[What the exercise asks] What you return must match the entries exactly, except that the pictures are gone.

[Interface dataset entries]
────────
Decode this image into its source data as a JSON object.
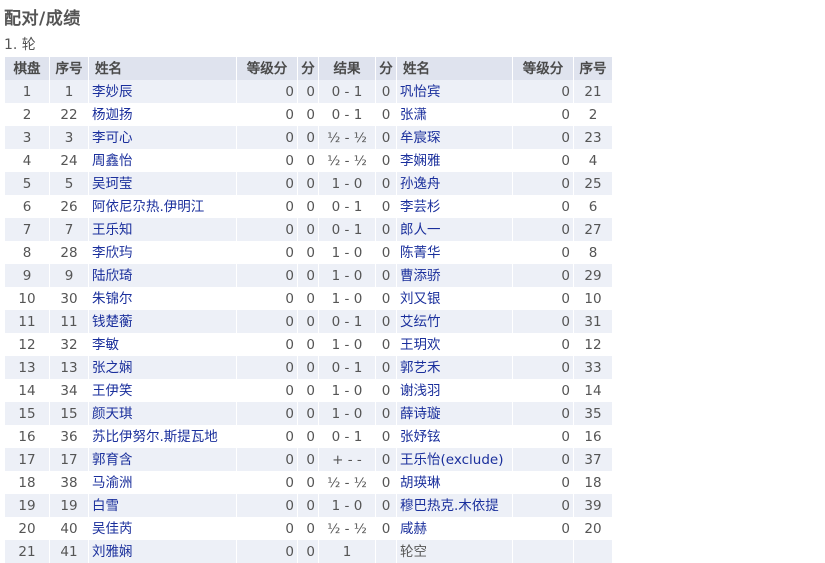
{
  "page_title": "配对/成绩",
  "round_label": "1. 轮",
  "headers": [
    "棋盘",
    "序号",
    "姓名",
    "等级分",
    "分",
    "结果",
    "分",
    "姓名",
    "等级分",
    "序号"
  ],
  "rows": [
    {
      "board": "1",
      "no1": "1",
      "name1": "李妙辰",
      "rating1": "0",
      "pts1": "0",
      "result": "0 - 1",
      "pts2": "0",
      "name2": "巩怡宾",
      "rating2": "0",
      "no2": "21"
    },
    {
      "board": "2",
      "no1": "22",
      "name1": "杨迦扬",
      "rating1": "0",
      "pts1": "0",
      "result": "0 - 1",
      "pts2": "0",
      "name2": "张潇",
      "rating2": "0",
      "no2": "2"
    },
    {
      "board": "3",
      "no1": "3",
      "name1": "李可心",
      "rating1": "0",
      "pts1": "0",
      "result": "½ - ½",
      "pts2": "0",
      "name2": "牟宸琛",
      "rating2": "0",
      "no2": "23"
    },
    {
      "board": "4",
      "no1": "24",
      "name1": "周鑫怡",
      "rating1": "0",
      "pts1": "0",
      "result": "½ - ½",
      "pts2": "0",
      "name2": "李娴雅",
      "rating2": "0",
      "no2": "4"
    },
    {
      "board": "5",
      "no1": "5",
      "name1": "吴珂莹",
      "rating1": "0",
      "pts1": "0",
      "result": "1 - 0",
      "pts2": "0",
      "name2": "孙逸舟",
      "rating2": "0",
      "no2": "25"
    },
    {
      "board": "6",
      "no1": "26",
      "name1": "阿依尼尕热.伊明江",
      "rating1": "0",
      "pts1": "0",
      "result": "0 - 1",
      "pts2": "0",
      "name2": "李芸杉",
      "rating2": "0",
      "no2": "6"
    },
    {
      "board": "7",
      "no1": "7",
      "name1": "王乐知",
      "rating1": "0",
      "pts1": "0",
      "result": "0 - 1",
      "pts2": "0",
      "name2": "郎人一",
      "rating2": "0",
      "no2": "27"
    },
    {
      "board": "8",
      "no1": "28",
      "name1": "李欣玙",
      "rating1": "0",
      "pts1": "0",
      "result": "1 - 0",
      "pts2": "0",
      "name2": "陈菁华",
      "rating2": "0",
      "no2": "8"
    },
    {
      "board": "9",
      "no1": "9",
      "name1": "陆欣琦",
      "rating1": "0",
      "pts1": "0",
      "result": "1 - 0",
      "pts2": "0",
      "name2": "曹添骄",
      "rating2": "0",
      "no2": "29"
    },
    {
      "board": "10",
      "no1": "30",
      "name1": "朱锦尔",
      "rating1": "0",
      "pts1": "0",
      "result": "1 - 0",
      "pts2": "0",
      "name2": "刘又银",
      "rating2": "0",
      "no2": "10"
    },
    {
      "board": "11",
      "no1": "11",
      "name1": "钱楚蘅",
      "rating1": "0",
      "pts1": "0",
      "result": "0 - 1",
      "pts2": "0",
      "name2": "艾纭竹",
      "rating2": "0",
      "no2": "31"
    },
    {
      "board": "12",
      "no1": "32",
      "name1": "李敏",
      "rating1": "0",
      "pts1": "0",
      "result": "1 - 0",
      "pts2": "0",
      "name2": "王玥欢",
      "rating2": "0",
      "no2": "12"
    },
    {
      "board": "13",
      "no1": "13",
      "name1": "张之娴",
      "rating1": "0",
      "pts1": "0",
      "result": "0 - 1",
      "pts2": "0",
      "name2": "郭艺禾",
      "rating2": "0",
      "no2": "33"
    },
    {
      "board": "14",
      "no1": "34",
      "name1": "王伊笑",
      "rating1": "0",
      "pts1": "0",
      "result": "1 - 0",
      "pts2": "0",
      "name2": "谢浅羽",
      "rating2": "0",
      "no2": "14"
    },
    {
      "board": "15",
      "no1": "15",
      "name1": "颜天琪",
      "rating1": "0",
      "pts1": "0",
      "result": "1 - 0",
      "pts2": "0",
      "name2": "薛诗璇",
      "rating2": "0",
      "no2": "35"
    },
    {
      "board": "16",
      "no1": "36",
      "name1": "苏比伊努尔.斯提瓦地",
      "rating1": "0",
      "pts1": "0",
      "result": "0 - 1",
      "pts2": "0",
      "name2": "张妤铉",
      "rating2": "0",
      "no2": "16"
    },
    {
      "board": "17",
      "no1": "17",
      "name1": "郭育含",
      "rating1": "0",
      "pts1": "0",
      "result": "+ - -",
      "pts2": "0",
      "name2": "王乐怡(exclude)",
      "rating2": "0",
      "no2": "37"
    },
    {
      "board": "18",
      "no1": "38",
      "name1": "马渝洲",
      "rating1": "0",
      "pts1": "0",
      "result": "½ - ½",
      "pts2": "0",
      "name2": "胡瑛琳",
      "rating2": "0",
      "no2": "18"
    },
    {
      "board": "19",
      "no1": "19",
      "name1": "白雪",
      "rating1": "0",
      "pts1": "0",
      "result": "1 - 0",
      "pts2": "0",
      "name2": "穆巴热克.木依提",
      "rating2": "0",
      "no2": "39"
    },
    {
      "board": "20",
      "no1": "40",
      "name1": "吴佳芮",
      "rating1": "0",
      "pts1": "0",
      "result": "½ - ½",
      "pts2": "0",
      "name2": "咸赫",
      "rating2": "0",
      "no2": "20"
    },
    {
      "board": "21",
      "no1": "41",
      "name1": "刘雅娴",
      "rating1": "0",
      "pts1": "0",
      "result": "1",
      "pts2": "",
      "name2": "轮空",
      "name2_link": false,
      "rating2": "",
      "no2": ""
    }
  ]
}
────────
[Result]
Decode this image into its source data as a JSON object.
{
  "page_title": "配对/成绩",
  "round_label": "1. 轮",
  "headers": [
    "棋盘",
    "序号",
    "姓名",
    "等级分",
    "分",
    "结果",
    "分",
    "姓名",
    "等级分",
    "序号"
  ],
  "rows": [
    {
      "board": "1",
      "no1": "1",
      "name1": "李妙辰",
      "rating1": "0",
      "pts1": "0",
      "result": "0 - 1",
      "pts2": "0",
      "name2": "巩怡宾",
      "rating2": "0",
      "no2": "21"
    },
    {
      "board": "2",
      "no1": "22",
      "name1": "杨迦扬",
      "rating1": "0",
      "pts1": "0",
      "result": "0 - 1",
      "pts2": "0",
      "name2": "张潇",
      "rating2": "0",
      "no2": "2"
    },
    {
      "board": "3",
      "no1": "3",
      "name1": "李可心",
      "rating1": "0",
      "pts1": "0",
      "result": "½ - ½",
      "pts2": "0",
      "name2": "牟宸琛",
      "rating2": "0",
      "no2": "23"
    },
    {
      "board": "4",
      "no1": "24",
      "name1": "周鑫怡",
      "rating1": "0",
      "pts1": "0",
      "result": "½ - ½",
      "pts2": "0",
      "name2": "李娴雅",
      "rating2": "0",
      "no2": "4"
    },
    {
      "board": "5",
      "no1": "5",
      "name1": "吴珂莹",
      "rating1": "0",
      "pts1": "0",
      "result": "1 - 0",
      "pts2": "0",
      "name2": "孙逸舟",
      "rating2": "0",
      "no2": "25"
    },
    {
      "board": "6",
      "no1": "26",
      "name1": "阿依尼尕热.伊明江",
      "rating1": "0",
      "pts1": "0",
      "result": "0 - 1",
      "pts2": "0",
      "name2": "李芸杉",
      "rating2": "0",
      "no2": "6"
    },
    {
      "board": "7",
      "no1": "7",
      "name1": "王乐知",
      "rating1": "0",
      "pts1": "0",
      "result": "0 - 1",
      "pts2": "0",
      "name2": "郎人一",
      "rating2": "0",
      "no2": "27"
    },
    {
      "board": "8",
      "no1": "28",
      "name1": "李欣玙",
      "rating1": "0",
      "pts1": "0",
      "result": "1 - 0",
      "pts2": "0",
      "name2": "陈菁华",
      "rating2": "0",
      "no2": "8"
    },
    {
      "board": "9",
      "no1": "9",
      "name1": "陆欣琦",
      "rating1": "0",
      "pts1": "0",
      "result": "1 - 0",
      "pts2": "0",
      "name2": "曹添骄",
      "rating2": "0",
      "no2": "29"
    },
    {
      "board": "10",
      "no1": "30",
      "name1": "朱锦尔",
      "rating1": "0",
      "pts1": "0",
      "result": "1 - 0",
      "pts2": "0",
      "name2": "刘又银",
      "rating2": "0",
      "no2": "10"
    },
    {
      "board": "11",
      "no1": "11",
      "name1": "钱楚蘅",
      "rating1": "0",
      "pts1": "0",
      "result": "0 - 1",
      "pts2": "0",
      "name2": "艾纭竹",
      "rating2": "0",
      "no2": "31"
    },
    {
      "board": "12",
      "no1": "32",
      "name1": "李敏",
      "rating1": "0",
      "pts1": "0",
      "result": "1 - 0",
      "pts2": "0",
      "name2": "王玥欢",
      "rating2": "0",
      "no2": "12"
    },
    {
      "board": "13",
      "no1": "13",
      "name1": "张之娴",
      "rating1": "0",
      "pts1": "0",
      "result": "0 - 1",
      "pts2": "0",
      "name2": "郭艺禾",
      "rating2": "0",
      "no2": "33"
    },
    {
      "board": "14",
      "no1": "34",
      "name1": "王伊笑",
      "rating1": "0",
      "pts1": "0",
      "result": "1 - 0",
      "pts2": "0",
      "name2": "谢浅羽",
      "rating2": "0",
      "no2": "14"
    },
    {
      "board": "15",
      "no1": "15",
      "name1": "颜天琪",
      "rating1": "0",
      "pts1": "0",
      "result": "1 - 0",
      "pts2": "0",
      "name2": "薛诗璇",
      "rating2": "0",
      "no2": "35"
    },
    {
      "board": "16",
      "no1": "36",
      "name1": "苏比伊努尔.斯提瓦地",
      "rating1": "0",
      "pts1": "0",
      "result": "0 - 1",
      "pts2": "0",
      "name2": "张妤铉",
      "rating2": "0",
      "no2": "16"
    },
    {
      "board": "17",
      "no1": "17",
      "name1": "郭育含",
      "rating1": "0",
      "pts1": "0",
      "result": "+ - -",
      "pts2": "0",
      "name2": "王乐怡(exclude)",
      "rating2": "0",
      "no2": "37"
    },
    {
      "board": "18",
      "no1": "38",
      "name1": "马渝洲",
      "rating1": "0",
      "pts1": "0",
      "result": "½ - ½",
      "pts2": "0",
      "name2": "胡瑛琳",
      "rating2": "0",
      "no2": "18"
    },
    {
      "board": "19",
      "no1": "19",
      "name1": "白雪",
      "rating1": "0",
      "pts1": "0",
      "result": "1 - 0",
      "pts2": "0",
      "name2": "穆巴热克.木依提",
      "rating2": "0",
      "no2": "39"
    },
    {
      "board": "20",
      "no1": "40",
      "name1": "吴佳芮",
      "rating1": "0",
      "pts1": "0",
      "result": "½ - ½",
      "pts2": "0",
      "name2": "咸赫",
      "rating2": "0",
      "no2": "20"
    },
    {
      "board": "21",
      "no1": "41",
      "name1": "刘雅娴",
      "rating1": "0",
      "pts1": "0",
      "result": "1",
      "pts2": "",
      "name2": "轮空",
      "name2_link": false,
      "rating2": "",
      "no2": ""
    }
  ]
}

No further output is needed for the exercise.